§ Exercise details: Below is a listing. Gather each line of it that contains "compose".
——
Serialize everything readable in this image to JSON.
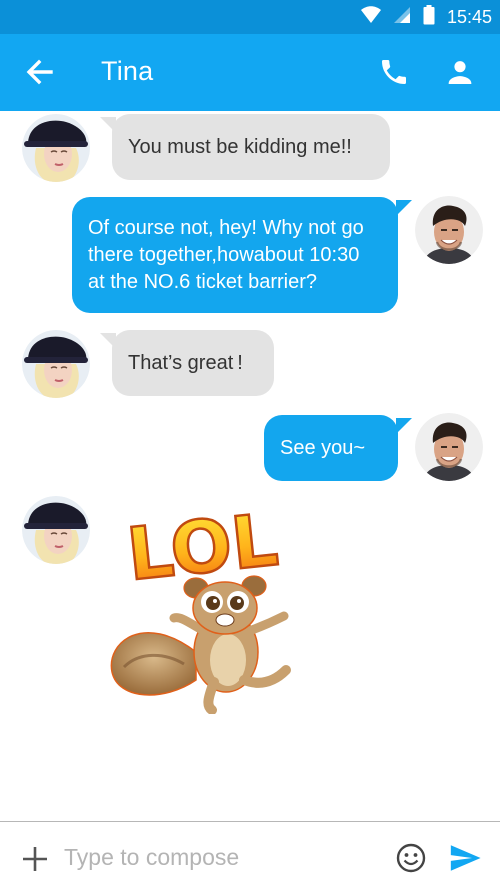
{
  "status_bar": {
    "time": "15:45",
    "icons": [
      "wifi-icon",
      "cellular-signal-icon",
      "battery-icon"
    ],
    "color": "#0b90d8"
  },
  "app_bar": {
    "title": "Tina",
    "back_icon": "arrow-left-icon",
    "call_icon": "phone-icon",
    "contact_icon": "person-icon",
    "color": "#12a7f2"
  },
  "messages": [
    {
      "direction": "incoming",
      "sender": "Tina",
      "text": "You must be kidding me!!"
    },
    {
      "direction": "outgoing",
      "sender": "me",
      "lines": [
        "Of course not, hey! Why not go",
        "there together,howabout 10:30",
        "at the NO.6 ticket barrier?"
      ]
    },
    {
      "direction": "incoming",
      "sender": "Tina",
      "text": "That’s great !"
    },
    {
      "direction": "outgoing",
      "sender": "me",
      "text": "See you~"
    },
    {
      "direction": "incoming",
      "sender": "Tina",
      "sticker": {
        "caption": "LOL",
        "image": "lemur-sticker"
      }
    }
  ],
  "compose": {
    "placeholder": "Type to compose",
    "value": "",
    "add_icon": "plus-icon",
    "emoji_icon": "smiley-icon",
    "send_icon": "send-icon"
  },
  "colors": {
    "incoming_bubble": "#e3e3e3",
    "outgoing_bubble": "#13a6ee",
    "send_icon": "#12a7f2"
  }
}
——
§ Answer for the task:
  "compose": {
    "placeholder": "Type to compose",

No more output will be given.